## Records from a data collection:
***
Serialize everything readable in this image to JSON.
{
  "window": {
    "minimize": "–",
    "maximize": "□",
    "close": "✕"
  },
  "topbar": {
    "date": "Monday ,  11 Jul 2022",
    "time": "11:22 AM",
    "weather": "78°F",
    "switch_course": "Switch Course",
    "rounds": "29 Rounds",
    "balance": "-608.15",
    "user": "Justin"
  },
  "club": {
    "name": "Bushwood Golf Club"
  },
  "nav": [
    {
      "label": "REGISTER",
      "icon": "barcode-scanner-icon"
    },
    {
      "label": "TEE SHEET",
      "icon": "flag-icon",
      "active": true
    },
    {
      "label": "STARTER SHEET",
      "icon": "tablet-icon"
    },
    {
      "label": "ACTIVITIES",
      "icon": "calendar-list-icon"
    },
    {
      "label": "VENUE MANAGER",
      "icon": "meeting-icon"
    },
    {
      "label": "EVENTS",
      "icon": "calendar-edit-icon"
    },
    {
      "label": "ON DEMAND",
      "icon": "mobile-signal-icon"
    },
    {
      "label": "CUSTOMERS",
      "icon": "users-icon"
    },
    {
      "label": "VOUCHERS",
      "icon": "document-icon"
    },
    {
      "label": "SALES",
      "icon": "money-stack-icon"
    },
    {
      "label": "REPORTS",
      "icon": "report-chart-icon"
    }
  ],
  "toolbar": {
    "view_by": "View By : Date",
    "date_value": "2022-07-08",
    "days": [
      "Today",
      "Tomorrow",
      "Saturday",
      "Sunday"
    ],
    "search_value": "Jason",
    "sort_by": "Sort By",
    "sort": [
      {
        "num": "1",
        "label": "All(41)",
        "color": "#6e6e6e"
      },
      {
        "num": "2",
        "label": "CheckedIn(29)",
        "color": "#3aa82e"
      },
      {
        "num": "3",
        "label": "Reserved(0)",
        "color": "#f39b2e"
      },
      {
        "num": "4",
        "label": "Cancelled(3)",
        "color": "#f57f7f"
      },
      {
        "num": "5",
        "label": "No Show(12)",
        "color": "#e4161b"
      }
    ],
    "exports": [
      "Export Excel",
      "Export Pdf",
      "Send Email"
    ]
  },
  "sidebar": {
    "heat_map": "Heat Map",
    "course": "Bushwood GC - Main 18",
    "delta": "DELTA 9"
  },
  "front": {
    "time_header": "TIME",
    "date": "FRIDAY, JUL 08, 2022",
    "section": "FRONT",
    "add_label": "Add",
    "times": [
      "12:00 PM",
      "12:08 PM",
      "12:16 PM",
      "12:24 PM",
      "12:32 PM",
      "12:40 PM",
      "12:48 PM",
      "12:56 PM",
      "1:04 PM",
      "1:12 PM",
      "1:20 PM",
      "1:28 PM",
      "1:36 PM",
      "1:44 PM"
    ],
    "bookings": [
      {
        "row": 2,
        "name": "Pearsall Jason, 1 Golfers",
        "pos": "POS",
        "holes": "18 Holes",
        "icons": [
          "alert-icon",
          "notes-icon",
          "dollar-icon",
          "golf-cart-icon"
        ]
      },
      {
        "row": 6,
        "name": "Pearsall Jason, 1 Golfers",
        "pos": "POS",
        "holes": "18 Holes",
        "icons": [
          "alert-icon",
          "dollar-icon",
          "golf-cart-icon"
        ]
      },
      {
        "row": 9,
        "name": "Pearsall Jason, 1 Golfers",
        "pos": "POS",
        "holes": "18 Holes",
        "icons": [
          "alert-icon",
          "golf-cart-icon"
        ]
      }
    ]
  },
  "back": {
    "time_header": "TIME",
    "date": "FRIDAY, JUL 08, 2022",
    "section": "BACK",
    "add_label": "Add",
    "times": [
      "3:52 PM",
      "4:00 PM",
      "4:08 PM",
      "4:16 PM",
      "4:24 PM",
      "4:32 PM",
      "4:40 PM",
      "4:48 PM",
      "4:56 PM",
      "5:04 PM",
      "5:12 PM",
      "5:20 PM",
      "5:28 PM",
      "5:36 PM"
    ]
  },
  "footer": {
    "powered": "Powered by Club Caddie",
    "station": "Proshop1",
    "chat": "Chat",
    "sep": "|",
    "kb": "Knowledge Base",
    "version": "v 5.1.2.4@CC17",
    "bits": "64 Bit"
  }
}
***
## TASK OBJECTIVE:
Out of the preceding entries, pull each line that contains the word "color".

## ANSWER TO THE EXERCISE:
        "color": "#6e6e6e"
        "color": "#3aa82e"
        "color": "#f39b2e"
        "color": "#f57f7f"
        "color": "#e4161b"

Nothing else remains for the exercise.